** Web page and app entries **

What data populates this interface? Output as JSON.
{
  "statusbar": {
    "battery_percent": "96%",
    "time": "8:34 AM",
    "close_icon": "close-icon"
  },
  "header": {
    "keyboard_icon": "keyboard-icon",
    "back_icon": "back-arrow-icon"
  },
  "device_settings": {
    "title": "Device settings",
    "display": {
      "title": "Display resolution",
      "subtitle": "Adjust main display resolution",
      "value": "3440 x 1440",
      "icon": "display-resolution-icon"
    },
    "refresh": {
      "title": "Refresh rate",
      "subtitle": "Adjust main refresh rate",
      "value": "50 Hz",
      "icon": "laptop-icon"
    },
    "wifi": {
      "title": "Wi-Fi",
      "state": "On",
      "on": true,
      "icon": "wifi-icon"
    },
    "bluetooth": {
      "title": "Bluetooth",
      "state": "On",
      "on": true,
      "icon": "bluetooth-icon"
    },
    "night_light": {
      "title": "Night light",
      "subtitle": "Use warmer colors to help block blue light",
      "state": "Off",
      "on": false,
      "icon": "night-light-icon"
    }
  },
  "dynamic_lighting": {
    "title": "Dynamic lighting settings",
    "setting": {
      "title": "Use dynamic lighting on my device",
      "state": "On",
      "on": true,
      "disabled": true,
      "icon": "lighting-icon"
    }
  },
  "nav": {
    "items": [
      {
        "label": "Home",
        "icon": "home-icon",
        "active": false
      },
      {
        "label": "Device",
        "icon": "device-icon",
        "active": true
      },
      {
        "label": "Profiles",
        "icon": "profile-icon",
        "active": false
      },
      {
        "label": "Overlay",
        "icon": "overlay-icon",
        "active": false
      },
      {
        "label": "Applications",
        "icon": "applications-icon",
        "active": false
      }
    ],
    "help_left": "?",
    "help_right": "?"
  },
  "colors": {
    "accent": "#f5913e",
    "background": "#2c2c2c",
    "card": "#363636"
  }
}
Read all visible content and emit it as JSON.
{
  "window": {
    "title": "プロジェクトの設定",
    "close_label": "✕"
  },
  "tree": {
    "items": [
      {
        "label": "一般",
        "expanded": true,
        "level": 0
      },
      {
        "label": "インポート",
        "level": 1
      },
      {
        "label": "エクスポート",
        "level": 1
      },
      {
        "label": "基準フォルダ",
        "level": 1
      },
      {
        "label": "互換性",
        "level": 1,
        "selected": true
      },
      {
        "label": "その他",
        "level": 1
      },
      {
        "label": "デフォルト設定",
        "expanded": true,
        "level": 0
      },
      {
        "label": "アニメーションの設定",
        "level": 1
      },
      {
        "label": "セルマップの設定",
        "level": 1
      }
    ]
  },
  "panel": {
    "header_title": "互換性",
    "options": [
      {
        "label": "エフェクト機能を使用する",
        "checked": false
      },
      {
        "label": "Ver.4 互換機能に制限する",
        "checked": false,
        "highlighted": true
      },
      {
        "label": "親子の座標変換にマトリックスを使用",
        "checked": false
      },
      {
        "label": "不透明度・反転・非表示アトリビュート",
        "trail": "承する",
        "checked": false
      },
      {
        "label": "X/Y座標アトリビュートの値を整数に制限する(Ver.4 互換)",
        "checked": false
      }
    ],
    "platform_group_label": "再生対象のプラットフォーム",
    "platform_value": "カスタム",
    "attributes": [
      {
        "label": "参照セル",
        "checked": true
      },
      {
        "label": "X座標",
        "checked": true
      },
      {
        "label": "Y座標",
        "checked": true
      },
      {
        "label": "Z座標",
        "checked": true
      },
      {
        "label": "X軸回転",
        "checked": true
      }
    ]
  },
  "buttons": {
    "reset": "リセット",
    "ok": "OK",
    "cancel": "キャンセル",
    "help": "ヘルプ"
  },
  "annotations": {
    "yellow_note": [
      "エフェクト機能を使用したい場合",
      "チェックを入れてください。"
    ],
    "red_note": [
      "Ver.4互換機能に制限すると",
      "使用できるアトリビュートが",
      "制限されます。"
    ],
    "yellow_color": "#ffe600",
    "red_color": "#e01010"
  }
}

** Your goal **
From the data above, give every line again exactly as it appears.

** Written solution **
What data populates this interface? Output as JSON.
{
  "statusbar": {
    "battery_percent": "96%",
    "time": "8:34 AM",
    "close_icon": "close-icon"
  },
  "header": {
    "keyboard_icon": "keyboard-icon",
    "back_icon": "back-arrow-icon"
  },
  "device_settings": {
    "title": "Device settings",
    "display": {
      "title": "Display resolution",
      "subtitle": "Adjust main display resolution",
      "value": "3440 x 1440",
      "icon": "display-resolution-icon"
    },
    "refresh": {
      "title": "Refresh rate",
      "subtitle": "Adjust main refresh rate",
      "value": "50 Hz",
      "icon": "laptop-icon"
    },
    "wifi": {
      "title": "Wi-Fi",
      "state": "On",
      "on": true,
      "icon": "wifi-icon"
    },
    "bluetooth": {
      "title": "Bluetooth",
      "state": "On",
      "on": true,
      "icon": "bluetooth-icon"
    },
    "night_light": {
      "title": "Night light",
      "subtitle": "Use warmer colors to help block blue light",
      "state": "Off",
      "on": false,
      "icon": "night-light-icon"
    }
  },
  "dynamic_lighting": {
    "title": "Dynamic lighting settings",
    "setting": {
      "title": "Use dynamic lighting on my device",
      "state": "On",
      "on": true,
      "disabled": true,
      "icon": "lighting-icon"
    }
  },
  "nav": {
    "items": [
      {
        "label": "Home",
        "icon": "home-icon",
        "active": false
      },
      {
        "label": "Device",
        "icon": "device-icon",
        "active": true
      },
      {
        "label": "Profiles",
        "icon": "profile-icon",
        "active": false
      },
      {
        "label": "Overlay",
        "icon": "overlay-icon",
        "active": false
      },
      {
        "label": "Applications",
        "icon": "applications-icon",
        "active": false
      }
    ],
    "help_left": "?",
    "help_right": "?"
  },
  "colors": {
    "accent": "#f5913e",
    "background": "#2c2c2c",
    "card": "#363636"
  }
}
Read all visible content and emit it as JSON.
{
  "window": {
    "title": "プロジェクトの設定",
    "close_label": "✕"
  },
  "tree": {
    "items": [
      {
        "label": "一般",
        "expanded": true,
        "level": 0
      },
      {
        "label": "インポート",
        "level": 1
      },
      {
        "label": "エクスポート",
        "level": 1
      },
      {
        "label": "基準フォルダ",
        "level": 1
      },
      {
        "label": "互換性",
        "level": 1,
        "selected": true
      },
      {
        "label": "その他",
        "level": 1
      },
      {
        "label": "デフォルト設定",
        "expanded": true,
        "level": 0
      },
      {
        "label": "アニメーションの設定",
        "level": 1
      },
      {
        "label": "セルマップの設定",
        "level": 1
      }
    ]
  },
  "panel": {
    "header_title": "互換性",
    "options": [
      {
        "label": "エフェクト機能を使用する",
        "checked": false
      },
      {
        "label": "Ver.4 互換機能に制限する",
        "checked": false,
        "highlighted": true
      },
      {
        "label": "親子の座標変換にマトリックスを使用",
        "checked": false
      },
      {
        "label": "不透明度・反転・非表示アトリビュート",
        "trail": "承する",
        "checked": false
      },
      {
        "label": "X/Y座標アトリビュートの値を整数に制限する(Ver.4 互換)",
        "checked": false
      }
    ],
    "platform_group_label": "再生対象のプラットフォーム",
    "platform_value": "カスタム",
    "attributes": [
      {
        "label": "参照セル",
        "checked": true
      },
      {
        "label": "X座標",
        "checked": true
      },
      {
        "label": "Y座標",
        "checked": true
      },
      {
        "label": "Z座標",
        "checked": true
      },
      {
        "label": "X軸回転",
        "checked": true
      }
    ]
  },
  "buttons": {
    "reset": "リセット",
    "ok": "OK",
    "cancel": "キャンセル",
    "help": "ヘルプ"
  },
  "annotations": {
    "yellow_note": [
      "エフェクト機能を使用したい場合",
      "チェックを入れてください。"
    ],
    "red_note": [
      "Ver.4互換機能に制限すると",
      "使用できるアトリビュートが",
      "制限されます。"
    ],
    "yellow_color": "#ffe600",
    "red_color": "#e01010"
  }
}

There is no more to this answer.